This is the most physically blessed and high profile of all the redeveloped corners of the U.B.C. campus. Too bad the neighbourhood's stewards at the UBC Properties Trust and university administration did not treat it that way.
__________________
Batman: "Better put 5 cents in the meter."
Robin: "No policeman's going to give the Batmobile a ticket."
Batman: "This money goes to building better roads. We all must do our part."
Reply With Quote
     
     
  #18  
Old Posted Apr 23, 2007, 5:45 PM
aastra aastra is offline
Registered User
 
Join Date: Nov 2003
Posts: 2,239
I agree with much of that. Although I don't get his affection for "vast lawns." Some other sticky points for me:

Quote:
...the severe grey granite 1927 building for the United Church that long acted as the entranceway citadel for the entire Point Grey campus.
This is a pretty serious exaggeration. I'd be surprised if 10% of the traffic into UBC came from that direction.

Quote:
The stern bearing and Collegiate Gothic style of this six-storey college is no match for the 14-storey Corus condo tower that now looms behind it.
I know what he's saying, but we should keep things in perspective and remember that the buck ugly Gage Towers have been standing right there for 30+ years.

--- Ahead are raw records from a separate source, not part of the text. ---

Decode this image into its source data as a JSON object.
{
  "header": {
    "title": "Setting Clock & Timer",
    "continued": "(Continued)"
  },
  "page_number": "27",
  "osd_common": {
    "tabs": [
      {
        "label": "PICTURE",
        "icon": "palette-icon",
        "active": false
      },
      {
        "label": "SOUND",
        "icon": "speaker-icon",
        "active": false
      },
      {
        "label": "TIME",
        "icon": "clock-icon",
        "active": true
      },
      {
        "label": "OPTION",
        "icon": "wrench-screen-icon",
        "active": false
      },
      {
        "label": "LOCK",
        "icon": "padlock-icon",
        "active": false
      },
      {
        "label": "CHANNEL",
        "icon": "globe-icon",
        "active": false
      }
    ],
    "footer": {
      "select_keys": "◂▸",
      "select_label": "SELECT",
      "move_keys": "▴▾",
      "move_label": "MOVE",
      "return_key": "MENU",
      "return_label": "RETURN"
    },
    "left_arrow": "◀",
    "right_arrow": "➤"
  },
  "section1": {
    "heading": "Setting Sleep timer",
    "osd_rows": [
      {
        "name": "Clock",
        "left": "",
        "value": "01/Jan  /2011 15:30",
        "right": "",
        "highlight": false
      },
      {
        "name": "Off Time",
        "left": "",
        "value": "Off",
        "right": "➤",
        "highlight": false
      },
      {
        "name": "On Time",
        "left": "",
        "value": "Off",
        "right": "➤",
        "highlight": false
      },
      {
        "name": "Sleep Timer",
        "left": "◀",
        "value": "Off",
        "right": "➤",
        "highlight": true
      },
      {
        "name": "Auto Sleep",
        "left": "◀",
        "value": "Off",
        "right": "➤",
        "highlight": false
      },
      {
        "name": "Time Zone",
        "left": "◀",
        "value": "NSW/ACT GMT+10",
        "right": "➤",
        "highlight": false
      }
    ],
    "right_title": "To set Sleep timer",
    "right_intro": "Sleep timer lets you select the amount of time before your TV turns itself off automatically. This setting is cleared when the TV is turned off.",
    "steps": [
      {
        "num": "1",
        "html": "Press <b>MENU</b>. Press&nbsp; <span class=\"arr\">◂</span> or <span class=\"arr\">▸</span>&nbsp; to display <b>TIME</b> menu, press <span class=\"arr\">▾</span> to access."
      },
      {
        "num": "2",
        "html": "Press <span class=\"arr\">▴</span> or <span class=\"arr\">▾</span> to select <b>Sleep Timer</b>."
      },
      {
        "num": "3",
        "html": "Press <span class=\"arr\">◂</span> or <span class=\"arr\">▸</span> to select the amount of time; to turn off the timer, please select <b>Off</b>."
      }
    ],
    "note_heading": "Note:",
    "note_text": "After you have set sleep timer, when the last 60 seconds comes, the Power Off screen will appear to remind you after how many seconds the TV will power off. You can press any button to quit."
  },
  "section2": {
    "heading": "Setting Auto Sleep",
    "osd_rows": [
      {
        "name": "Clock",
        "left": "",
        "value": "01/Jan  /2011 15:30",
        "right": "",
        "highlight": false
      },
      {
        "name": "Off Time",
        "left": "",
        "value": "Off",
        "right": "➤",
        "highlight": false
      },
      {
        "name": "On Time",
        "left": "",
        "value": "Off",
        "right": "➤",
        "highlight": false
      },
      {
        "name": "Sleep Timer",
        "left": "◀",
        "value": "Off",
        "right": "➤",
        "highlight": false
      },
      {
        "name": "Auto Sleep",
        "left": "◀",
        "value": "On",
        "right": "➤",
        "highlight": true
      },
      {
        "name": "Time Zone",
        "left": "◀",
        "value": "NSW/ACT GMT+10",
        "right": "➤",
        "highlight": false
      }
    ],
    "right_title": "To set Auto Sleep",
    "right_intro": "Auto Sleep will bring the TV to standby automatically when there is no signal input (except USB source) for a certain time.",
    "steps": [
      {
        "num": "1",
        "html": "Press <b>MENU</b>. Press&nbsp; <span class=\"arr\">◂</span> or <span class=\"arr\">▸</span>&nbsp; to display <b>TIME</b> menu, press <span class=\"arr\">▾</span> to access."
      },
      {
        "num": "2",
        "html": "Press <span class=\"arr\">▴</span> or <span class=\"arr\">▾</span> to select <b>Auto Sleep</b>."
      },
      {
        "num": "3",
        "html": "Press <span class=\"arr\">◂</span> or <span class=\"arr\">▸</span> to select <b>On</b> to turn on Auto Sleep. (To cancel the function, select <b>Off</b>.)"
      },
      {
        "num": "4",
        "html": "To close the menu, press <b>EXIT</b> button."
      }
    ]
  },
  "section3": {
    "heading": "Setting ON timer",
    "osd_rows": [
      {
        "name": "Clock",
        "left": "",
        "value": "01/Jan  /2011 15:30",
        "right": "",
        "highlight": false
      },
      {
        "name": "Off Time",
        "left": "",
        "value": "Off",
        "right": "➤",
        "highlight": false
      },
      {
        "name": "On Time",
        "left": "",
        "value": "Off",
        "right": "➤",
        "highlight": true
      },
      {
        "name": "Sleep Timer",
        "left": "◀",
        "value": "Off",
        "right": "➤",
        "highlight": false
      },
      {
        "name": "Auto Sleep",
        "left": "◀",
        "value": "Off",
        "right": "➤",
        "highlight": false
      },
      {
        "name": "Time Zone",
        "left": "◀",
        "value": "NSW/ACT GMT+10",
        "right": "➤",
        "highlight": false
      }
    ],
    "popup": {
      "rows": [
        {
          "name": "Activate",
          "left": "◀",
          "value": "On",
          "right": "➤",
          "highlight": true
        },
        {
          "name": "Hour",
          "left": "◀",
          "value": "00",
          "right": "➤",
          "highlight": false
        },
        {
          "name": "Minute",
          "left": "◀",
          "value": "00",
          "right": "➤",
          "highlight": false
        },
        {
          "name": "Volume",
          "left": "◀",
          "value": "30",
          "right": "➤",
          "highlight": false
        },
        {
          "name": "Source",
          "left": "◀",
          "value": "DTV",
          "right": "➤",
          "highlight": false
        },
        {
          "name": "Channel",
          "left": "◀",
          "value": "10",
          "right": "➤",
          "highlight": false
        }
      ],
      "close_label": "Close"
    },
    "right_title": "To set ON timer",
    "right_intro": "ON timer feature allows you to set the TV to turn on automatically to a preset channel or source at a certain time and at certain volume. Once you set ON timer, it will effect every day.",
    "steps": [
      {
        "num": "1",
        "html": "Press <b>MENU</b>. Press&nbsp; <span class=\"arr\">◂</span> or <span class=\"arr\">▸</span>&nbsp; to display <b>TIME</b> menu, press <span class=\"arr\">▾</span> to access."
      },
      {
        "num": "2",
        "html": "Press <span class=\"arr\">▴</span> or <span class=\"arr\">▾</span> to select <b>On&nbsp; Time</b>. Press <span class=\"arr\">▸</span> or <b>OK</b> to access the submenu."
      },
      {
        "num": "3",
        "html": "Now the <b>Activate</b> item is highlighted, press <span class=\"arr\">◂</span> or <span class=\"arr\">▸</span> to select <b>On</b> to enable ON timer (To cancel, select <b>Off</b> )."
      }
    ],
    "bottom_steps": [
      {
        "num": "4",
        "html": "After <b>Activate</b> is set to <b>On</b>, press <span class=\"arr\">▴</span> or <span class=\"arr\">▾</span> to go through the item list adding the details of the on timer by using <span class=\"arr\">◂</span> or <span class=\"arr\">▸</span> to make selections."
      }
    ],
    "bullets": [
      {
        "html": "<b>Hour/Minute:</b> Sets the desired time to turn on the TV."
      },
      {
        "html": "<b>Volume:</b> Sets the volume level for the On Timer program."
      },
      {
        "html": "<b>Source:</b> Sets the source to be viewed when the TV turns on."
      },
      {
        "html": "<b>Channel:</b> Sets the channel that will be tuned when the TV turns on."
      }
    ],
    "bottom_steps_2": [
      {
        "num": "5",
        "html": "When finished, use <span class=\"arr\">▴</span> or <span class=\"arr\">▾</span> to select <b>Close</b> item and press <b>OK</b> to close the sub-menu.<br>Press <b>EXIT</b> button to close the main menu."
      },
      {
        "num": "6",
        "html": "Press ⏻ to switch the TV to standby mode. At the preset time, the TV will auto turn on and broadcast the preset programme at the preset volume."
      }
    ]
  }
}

Also, to claim the Iona building is "no match" for a modern highrise is a pretty serious slight against it, in my opinion. It must be about as tall as a 10-story residential building, no?

__________________
Don't forget to check out www.vibrantvictoria.ca
Reply With Quote
     
     
  #19  
Old Posted Apr 23, 2007, 7:42 PM
raggedy13's Avatar
raggedy13 raggedy13 is offline
Dérive-r
 
Join Date: Mar 2006
Location: Kamloops, BC
Posts: 4,431
Quote:
Originally Posted by Holden West View Post
Some of the best parts of the new development are the student residences that come in at double the condo area development of 1.2 times as much building as site area. Parking for these uses the Dutch idea of "Woon Erfs," with pavers removing distinctions between roadway, sidewalk and the stoops of flanking student lodgings.
I believe this part is talking about where I live... Marine Drive Residence, which has had one highrise tower and one lowrise (5 storey) building completed for about 2 years (this current school year being its second), with 2 more highrises under construction. I like the way it has this "Woon Erf" thing going on but the parking can be a bit ridiculous in that there are no marked spaces by my building yet everybody parks in various places and randomly gets ticketed. My sister had her car parked out front for 10 mins and came back to find a ticket while other people have parked their car for much longer and seemingly get no ticket. The stupid thing is that they don't have any signs up to tell you whether you're even allowed to park there or not or for how long etc. It's mostly used as a loading and pickup zone of sorts so ticketing generally isn't a problem but they should at least put some sort of signage up. Anywho, these are the best pictures I have of my residence. Unfortunately it looks like I haven't got any that show this "Woon Erf" concept. I guess I could take 5 mins and go take a pic of it right now but... maybe later.





My place is the one with the stunning ground floor view of the fire hydrant.
__________________
Terminal City
Reply With Quote
     
     
  #20  
Old Posted May 5, 2007, 9:41 PM
Rusty Gull's Avatar
Rusty Gull Rusty Gull is offline
Site 8 Lives
 
Join Date: Feb 2007
Location: Vancouver's North Shore
Posts: 1,285
Nice location you've got. Close to the MOA, Nitobe Gardens, the Chan Centre, and of course, Wreck Beach.
Reply With Quote
     
     
This discussion thread continues

Use the page links to the lower-right to go to the next page for additional posts
 
 
Reply

Go Back   SkyscraperPage Forum > Regional Sections > Canada > Alberta & British Columbia > Vancouver > Downtown & City of Vancouver
Forum Jump


Thread Tools
Display Modes

Forum Jump


All times are GMT. The time now is 8:32 PM.

     

Powered by vBulletin® Version 3.8.7
Copyright ©2000 - 2018, vBulletin Solutions, Inc.